What reveals itself is a deep and flexible combo system. The four skills of each character combine in different ways that are best suited to their own situations. Crowd control becomes the centre of all things and finding the right order to chain together a roll, a stun shot and a grenade means you can stay away from the giant lizards and other horrible things . The cooldowns on each skill are precisely measured to reward this type of tactical combo work - by the time you've fired the commando's Full Metal Jacket slug shot, followed it up with a spray of suppressive fire and then rolled away, the slug shot will be available again. What keeps you from spamming combos is the level layout - you will eventually run out of space - and the enemy spawning - as suddenly a giant glowing sprite will appear behind you with a troupe of saurian lizardmen, forcing you to rethink. Or die. Probably die.
It's those moments, when things fall apart, that reveal the thrill. Your conscious mind will take a backseat as you scramble frantically away, letting your fingers and brain take over and hope for the best. The slow mastery of the mechanics will shine when you are forced to react rather than plan, and it's here that the memories are created. A daring leap from a vine to a raised platform followed by an instinctive hop to avoid an energy missile leads into a quick turn and fire and fall. Time to think again and assess the environment to create a new route through the immediate area that will draw your pursuing enemies into your weapons. This constant fluctuation between planned, known routines and sudden flights from danger defines the game's flow.
This thrill of the chase and the feeling that you are always barely, barely on the edge of destruction but for your own quick reflexes is intoxicating. It combines with the steady climb towards invincibility that you get as item pickups fill the bottom half of your screen, until you can't even see the new ones you pick up.
The string that pulls forward each time is this promise of ultimate power hinted at by each new ability. It is the power-acquisition of a traditional RPG sped up to maniacal levels. When you restart, the loss of power is almost tangible - no more health regeneration, no extra missiles or explosive ammo - nothing but the desperation to get it all back.
The chaos, particularly during these later levels when enemies and bullets and icons fill the screen, is everything. Wide-eyed acceptance of the endless motion on screen creates an almost trance-like state, a type of seizure of everything but the fingers. There is so much going on that it is impossible to comprehend it all, instead you have to let it wash over you and feel the pattern of the pixels rather than try and discern it.
The music sits in the background of this chaos, adding to the synaesthesia. It doesn't have the punchy immediacy of hotline Miami, but rather, like FTL, becomes part of the overall experience, blending in behind the action in and only revealing itself in the quieter moments of contemplation. In the peaceful valley at the start of each level you hear the gentle themes but they soon get blown away as you climb the mountain of violence.

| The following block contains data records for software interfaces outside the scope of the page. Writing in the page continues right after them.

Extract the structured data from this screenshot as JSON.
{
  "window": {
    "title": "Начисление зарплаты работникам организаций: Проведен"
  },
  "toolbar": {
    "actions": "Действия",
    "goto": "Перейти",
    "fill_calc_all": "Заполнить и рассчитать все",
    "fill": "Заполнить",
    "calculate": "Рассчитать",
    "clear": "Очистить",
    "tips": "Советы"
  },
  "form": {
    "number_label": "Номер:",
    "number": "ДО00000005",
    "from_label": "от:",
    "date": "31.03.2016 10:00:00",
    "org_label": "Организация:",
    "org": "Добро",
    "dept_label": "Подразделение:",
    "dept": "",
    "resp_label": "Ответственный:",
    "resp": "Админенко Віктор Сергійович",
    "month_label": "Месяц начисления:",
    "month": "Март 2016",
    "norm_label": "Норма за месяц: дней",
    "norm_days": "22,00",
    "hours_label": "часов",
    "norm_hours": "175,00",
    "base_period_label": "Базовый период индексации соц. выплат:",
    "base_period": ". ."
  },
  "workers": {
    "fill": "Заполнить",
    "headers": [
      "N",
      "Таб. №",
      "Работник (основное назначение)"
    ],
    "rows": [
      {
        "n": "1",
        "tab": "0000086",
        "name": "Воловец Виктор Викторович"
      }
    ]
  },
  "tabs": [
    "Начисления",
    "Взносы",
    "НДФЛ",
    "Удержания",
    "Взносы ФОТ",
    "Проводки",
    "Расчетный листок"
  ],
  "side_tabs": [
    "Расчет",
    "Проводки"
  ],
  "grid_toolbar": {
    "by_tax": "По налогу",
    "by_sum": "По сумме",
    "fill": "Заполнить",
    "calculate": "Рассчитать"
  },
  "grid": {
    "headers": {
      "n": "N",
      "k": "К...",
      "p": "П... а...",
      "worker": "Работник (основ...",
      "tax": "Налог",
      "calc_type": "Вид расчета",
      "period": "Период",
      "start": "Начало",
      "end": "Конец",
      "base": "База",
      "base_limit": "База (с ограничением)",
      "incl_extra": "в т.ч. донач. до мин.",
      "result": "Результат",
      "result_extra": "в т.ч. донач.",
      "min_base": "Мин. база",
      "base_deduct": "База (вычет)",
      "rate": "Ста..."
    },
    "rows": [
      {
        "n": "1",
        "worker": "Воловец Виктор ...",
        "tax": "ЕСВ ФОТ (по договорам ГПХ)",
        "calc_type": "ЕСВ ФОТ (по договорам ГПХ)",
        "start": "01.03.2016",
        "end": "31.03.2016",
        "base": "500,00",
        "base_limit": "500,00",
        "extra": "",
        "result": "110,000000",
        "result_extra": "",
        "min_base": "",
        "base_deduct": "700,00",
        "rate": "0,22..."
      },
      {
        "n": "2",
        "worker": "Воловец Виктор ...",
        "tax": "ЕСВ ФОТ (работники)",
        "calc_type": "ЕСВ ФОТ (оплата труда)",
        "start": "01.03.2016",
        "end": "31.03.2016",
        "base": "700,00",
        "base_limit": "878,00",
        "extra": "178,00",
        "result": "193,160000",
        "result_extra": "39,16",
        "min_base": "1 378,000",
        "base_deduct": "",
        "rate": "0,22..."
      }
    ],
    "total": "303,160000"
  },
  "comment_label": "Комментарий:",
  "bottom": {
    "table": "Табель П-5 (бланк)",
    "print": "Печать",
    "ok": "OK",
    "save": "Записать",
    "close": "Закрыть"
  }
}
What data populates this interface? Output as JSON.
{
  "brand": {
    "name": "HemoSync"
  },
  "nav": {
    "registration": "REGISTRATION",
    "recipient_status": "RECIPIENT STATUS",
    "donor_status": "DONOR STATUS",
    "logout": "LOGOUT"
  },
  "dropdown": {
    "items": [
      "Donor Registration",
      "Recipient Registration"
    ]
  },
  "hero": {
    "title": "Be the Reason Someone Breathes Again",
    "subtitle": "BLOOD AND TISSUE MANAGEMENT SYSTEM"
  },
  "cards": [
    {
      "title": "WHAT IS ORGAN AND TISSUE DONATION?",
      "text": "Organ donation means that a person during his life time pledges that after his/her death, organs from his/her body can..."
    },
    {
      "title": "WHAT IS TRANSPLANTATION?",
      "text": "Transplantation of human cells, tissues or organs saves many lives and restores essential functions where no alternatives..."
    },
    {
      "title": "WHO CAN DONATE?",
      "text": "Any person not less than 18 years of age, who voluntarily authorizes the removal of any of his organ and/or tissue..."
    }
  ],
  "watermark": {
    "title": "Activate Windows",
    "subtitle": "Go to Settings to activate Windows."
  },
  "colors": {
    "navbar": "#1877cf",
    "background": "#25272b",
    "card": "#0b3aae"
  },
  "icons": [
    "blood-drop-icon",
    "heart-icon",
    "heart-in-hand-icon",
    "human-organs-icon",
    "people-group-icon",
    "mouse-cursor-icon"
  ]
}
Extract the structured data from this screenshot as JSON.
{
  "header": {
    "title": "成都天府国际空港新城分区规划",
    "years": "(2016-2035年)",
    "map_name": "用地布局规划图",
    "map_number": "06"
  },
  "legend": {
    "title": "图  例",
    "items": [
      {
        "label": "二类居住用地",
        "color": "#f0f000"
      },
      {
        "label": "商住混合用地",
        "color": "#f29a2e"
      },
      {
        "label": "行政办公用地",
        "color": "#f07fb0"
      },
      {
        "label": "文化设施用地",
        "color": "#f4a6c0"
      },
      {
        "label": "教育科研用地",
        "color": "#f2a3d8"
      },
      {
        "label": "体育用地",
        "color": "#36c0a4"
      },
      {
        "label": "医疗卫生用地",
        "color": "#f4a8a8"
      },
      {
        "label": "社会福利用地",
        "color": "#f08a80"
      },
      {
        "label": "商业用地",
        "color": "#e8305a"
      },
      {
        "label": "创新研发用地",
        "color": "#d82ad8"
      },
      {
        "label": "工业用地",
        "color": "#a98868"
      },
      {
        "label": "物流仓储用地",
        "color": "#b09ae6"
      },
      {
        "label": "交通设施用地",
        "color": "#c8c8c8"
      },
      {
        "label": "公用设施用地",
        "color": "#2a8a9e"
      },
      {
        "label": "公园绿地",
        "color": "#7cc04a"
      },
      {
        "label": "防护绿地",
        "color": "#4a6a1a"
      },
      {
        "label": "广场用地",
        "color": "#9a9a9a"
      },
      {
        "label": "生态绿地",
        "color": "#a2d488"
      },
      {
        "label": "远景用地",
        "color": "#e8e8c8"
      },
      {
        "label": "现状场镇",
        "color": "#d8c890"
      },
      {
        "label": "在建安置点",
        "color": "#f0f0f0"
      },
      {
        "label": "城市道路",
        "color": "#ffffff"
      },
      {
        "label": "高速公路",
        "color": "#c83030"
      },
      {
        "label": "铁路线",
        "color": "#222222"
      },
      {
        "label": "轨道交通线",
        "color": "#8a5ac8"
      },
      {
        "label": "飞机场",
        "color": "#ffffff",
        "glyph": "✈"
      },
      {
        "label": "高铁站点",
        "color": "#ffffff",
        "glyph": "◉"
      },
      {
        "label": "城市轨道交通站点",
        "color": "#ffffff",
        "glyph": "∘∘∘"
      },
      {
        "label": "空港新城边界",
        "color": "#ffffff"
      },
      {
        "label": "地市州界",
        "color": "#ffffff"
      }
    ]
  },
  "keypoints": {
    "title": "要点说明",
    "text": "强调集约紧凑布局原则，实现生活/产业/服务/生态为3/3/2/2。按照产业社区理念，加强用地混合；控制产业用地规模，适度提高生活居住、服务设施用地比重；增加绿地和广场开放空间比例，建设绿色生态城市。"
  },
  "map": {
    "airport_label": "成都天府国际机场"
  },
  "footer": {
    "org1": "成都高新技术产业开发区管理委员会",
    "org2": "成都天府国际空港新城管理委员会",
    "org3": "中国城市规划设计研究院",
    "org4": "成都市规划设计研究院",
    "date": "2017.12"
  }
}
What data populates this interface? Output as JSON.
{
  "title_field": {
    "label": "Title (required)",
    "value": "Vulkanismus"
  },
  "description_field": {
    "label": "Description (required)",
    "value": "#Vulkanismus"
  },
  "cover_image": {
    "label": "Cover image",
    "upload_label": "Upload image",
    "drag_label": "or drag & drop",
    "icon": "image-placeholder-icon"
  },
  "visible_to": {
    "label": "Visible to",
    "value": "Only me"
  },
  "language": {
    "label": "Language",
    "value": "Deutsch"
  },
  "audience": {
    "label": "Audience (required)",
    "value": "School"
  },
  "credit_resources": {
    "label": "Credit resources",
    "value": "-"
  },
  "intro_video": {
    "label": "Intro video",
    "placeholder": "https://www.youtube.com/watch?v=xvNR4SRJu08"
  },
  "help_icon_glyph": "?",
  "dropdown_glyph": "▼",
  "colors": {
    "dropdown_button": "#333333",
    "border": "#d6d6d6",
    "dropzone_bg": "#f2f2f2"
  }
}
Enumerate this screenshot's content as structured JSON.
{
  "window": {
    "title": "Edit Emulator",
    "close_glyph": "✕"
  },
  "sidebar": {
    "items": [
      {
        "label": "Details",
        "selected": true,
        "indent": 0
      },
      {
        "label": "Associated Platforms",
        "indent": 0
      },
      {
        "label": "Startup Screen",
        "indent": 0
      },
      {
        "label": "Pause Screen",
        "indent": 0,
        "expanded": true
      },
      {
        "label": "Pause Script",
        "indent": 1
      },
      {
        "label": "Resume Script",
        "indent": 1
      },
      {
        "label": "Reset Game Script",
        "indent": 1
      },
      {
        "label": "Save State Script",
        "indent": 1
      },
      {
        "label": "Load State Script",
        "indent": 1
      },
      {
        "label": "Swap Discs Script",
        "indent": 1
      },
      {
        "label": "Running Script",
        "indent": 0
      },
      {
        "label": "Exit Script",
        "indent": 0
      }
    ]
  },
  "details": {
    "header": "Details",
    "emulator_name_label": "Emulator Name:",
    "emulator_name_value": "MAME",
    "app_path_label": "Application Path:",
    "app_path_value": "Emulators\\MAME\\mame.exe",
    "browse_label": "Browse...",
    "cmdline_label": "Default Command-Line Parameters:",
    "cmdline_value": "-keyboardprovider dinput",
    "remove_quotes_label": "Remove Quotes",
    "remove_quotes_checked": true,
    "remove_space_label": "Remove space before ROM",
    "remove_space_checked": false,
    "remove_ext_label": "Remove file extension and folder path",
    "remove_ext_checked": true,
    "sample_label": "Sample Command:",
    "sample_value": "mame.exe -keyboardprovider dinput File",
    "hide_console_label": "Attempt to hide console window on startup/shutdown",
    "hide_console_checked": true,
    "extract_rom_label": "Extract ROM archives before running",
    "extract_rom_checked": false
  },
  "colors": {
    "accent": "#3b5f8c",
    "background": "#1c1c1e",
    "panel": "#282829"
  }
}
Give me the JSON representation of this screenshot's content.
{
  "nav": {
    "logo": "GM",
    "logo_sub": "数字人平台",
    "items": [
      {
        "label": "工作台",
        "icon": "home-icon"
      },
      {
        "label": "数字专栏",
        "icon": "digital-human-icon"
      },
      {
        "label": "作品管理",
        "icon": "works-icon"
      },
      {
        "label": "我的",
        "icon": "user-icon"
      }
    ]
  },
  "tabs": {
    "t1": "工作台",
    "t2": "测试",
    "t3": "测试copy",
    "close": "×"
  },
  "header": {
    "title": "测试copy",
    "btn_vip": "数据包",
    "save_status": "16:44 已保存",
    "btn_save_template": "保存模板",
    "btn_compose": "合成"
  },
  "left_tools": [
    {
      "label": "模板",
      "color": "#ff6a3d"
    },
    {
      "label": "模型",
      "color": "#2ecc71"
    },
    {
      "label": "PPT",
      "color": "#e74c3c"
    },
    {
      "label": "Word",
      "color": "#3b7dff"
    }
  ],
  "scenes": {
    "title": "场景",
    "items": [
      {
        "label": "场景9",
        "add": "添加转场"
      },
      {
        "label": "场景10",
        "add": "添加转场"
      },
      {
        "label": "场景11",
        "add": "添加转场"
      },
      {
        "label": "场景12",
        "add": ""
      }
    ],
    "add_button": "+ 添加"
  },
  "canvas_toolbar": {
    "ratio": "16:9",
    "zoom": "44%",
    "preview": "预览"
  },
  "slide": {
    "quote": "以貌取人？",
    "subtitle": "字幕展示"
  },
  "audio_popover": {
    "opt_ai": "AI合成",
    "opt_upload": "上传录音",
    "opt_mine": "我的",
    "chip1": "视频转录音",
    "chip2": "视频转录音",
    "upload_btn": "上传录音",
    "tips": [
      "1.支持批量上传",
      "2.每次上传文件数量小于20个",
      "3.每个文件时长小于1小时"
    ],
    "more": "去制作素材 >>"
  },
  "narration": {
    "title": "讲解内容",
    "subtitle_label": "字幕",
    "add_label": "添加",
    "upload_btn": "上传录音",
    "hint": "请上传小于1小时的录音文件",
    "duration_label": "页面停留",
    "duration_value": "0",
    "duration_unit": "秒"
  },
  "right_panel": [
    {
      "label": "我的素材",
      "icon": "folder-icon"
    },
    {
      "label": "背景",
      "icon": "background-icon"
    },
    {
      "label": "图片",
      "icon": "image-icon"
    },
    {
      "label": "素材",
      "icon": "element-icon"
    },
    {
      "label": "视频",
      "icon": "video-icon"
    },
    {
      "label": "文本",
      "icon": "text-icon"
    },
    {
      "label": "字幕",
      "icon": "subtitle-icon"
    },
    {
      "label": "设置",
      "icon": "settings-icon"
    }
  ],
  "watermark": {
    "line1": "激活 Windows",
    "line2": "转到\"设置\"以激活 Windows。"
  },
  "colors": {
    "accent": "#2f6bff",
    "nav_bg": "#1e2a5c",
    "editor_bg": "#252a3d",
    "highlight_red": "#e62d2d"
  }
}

The sudden destruction of every enemy in a level drops you down the other side, leaving you alone to appreciate the descent. The sounds contribute to the cycle of the action, from calm to chaos and back to calm again, the pattern of Risk of Rain again written across each level.
Risk of Rain is so unashamedly gamey, so delightfully reliant on screen-filling mobs of enemies and precise combos that it's difficult not to fall in love. It looks like a throwback to the days of the Spectrum but there are so many of the best bits taken from games since then that it feels like a beautiful, delightful culmination.
Oh yes, this is a review I remember now. I give it two hundred DPS and a shockwave on touch.